__Activity__: Your answer needs to include each line of the records in which the string "image" can be found.

__Extracted entries__:
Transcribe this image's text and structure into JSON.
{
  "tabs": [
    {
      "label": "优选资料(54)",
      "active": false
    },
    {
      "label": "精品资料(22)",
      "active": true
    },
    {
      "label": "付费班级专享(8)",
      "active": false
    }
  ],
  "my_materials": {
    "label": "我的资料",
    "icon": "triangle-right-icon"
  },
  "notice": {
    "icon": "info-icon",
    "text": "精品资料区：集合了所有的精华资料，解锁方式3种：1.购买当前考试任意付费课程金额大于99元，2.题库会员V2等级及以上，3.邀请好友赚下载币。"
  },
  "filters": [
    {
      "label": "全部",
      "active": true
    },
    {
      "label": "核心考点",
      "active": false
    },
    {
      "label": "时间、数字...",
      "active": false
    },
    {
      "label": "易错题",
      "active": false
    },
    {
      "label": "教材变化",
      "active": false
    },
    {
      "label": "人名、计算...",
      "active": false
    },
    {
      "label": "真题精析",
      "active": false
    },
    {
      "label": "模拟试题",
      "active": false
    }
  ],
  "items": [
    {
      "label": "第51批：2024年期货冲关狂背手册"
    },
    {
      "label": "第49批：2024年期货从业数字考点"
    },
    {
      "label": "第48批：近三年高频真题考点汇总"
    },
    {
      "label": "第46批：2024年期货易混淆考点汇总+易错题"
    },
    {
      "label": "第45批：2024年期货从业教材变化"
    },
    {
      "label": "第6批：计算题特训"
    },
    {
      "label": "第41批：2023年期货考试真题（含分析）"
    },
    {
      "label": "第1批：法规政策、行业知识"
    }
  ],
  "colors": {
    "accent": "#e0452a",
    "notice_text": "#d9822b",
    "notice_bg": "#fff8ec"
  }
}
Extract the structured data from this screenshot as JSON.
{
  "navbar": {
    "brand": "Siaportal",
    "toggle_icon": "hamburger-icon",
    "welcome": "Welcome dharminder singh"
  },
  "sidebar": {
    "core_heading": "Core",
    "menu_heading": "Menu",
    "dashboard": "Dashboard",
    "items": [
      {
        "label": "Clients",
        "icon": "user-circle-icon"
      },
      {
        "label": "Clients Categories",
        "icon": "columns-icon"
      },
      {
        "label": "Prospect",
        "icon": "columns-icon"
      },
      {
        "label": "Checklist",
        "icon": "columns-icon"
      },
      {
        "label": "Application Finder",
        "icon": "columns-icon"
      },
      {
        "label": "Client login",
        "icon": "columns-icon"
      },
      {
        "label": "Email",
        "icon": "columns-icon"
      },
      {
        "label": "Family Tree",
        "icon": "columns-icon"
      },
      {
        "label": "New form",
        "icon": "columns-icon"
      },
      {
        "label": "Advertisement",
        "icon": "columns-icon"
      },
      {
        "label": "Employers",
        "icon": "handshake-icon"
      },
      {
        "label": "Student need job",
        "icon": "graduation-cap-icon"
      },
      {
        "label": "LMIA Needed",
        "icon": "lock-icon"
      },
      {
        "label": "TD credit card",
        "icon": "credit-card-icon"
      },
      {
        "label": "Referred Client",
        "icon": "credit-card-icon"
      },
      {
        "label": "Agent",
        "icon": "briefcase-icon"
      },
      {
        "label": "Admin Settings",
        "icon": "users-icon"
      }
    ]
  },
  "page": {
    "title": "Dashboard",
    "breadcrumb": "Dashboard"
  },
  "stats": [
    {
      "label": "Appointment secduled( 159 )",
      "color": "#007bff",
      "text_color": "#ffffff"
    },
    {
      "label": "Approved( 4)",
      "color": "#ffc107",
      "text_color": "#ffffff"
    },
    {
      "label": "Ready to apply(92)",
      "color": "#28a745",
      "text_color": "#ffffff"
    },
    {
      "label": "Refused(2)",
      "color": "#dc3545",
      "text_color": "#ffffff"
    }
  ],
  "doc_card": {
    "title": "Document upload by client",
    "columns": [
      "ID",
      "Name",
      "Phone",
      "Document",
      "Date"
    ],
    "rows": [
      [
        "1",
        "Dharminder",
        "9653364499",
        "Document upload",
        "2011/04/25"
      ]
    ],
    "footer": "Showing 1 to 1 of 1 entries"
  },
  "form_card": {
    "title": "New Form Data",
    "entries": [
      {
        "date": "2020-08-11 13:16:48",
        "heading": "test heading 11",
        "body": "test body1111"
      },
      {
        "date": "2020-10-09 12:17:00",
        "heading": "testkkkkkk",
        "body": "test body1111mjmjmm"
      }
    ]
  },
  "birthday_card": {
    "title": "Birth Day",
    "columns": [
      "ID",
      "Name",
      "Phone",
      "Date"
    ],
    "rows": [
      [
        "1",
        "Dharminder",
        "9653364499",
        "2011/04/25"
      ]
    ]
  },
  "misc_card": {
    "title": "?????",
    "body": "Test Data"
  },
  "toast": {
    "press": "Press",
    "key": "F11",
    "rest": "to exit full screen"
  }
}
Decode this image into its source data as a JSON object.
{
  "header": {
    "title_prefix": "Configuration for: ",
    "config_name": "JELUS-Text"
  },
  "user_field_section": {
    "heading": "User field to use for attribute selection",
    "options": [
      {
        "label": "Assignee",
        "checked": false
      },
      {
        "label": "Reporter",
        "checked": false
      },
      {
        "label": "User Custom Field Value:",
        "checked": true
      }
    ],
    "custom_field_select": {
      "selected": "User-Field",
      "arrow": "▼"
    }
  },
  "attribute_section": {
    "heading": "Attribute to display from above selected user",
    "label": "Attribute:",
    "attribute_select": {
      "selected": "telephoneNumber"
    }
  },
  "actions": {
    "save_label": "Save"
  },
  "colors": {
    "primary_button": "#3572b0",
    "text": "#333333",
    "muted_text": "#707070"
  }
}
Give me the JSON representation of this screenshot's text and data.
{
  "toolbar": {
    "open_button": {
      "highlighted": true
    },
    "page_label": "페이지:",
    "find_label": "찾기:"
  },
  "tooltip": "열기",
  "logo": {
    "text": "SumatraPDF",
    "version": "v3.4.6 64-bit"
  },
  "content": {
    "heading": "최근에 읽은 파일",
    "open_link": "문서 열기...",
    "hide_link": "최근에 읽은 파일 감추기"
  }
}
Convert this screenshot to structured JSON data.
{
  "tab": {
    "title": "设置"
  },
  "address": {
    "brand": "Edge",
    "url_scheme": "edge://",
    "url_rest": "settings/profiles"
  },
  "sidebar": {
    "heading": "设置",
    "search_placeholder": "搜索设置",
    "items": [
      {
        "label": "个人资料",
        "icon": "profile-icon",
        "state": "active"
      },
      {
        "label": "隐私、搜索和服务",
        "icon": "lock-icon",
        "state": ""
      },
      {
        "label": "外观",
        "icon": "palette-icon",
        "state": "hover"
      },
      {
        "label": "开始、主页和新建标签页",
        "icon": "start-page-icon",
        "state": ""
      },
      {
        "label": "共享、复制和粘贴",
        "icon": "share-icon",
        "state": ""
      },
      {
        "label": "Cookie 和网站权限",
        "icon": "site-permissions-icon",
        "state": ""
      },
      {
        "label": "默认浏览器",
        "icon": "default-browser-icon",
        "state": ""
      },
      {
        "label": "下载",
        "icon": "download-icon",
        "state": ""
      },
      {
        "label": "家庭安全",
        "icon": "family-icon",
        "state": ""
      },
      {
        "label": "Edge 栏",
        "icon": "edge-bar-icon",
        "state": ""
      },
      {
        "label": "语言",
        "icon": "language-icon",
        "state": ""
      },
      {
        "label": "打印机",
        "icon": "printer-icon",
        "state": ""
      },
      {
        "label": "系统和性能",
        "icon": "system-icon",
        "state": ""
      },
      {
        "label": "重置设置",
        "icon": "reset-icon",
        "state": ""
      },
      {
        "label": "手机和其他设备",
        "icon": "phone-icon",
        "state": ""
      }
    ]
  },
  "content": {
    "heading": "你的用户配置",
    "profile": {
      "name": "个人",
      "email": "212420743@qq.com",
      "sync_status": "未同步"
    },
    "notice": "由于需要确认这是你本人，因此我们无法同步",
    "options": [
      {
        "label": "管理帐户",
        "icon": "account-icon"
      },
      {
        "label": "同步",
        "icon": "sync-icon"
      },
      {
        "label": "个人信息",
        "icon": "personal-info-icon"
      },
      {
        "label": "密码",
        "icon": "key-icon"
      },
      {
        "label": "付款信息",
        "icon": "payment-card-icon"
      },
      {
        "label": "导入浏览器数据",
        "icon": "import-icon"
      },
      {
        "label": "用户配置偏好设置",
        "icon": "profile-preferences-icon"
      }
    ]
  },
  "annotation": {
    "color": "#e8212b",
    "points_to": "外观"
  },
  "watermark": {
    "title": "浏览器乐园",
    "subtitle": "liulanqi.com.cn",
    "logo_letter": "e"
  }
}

__Result__:
Transcribe this image's text and structure into JSON.
Decode this image into its source data as a JSON object.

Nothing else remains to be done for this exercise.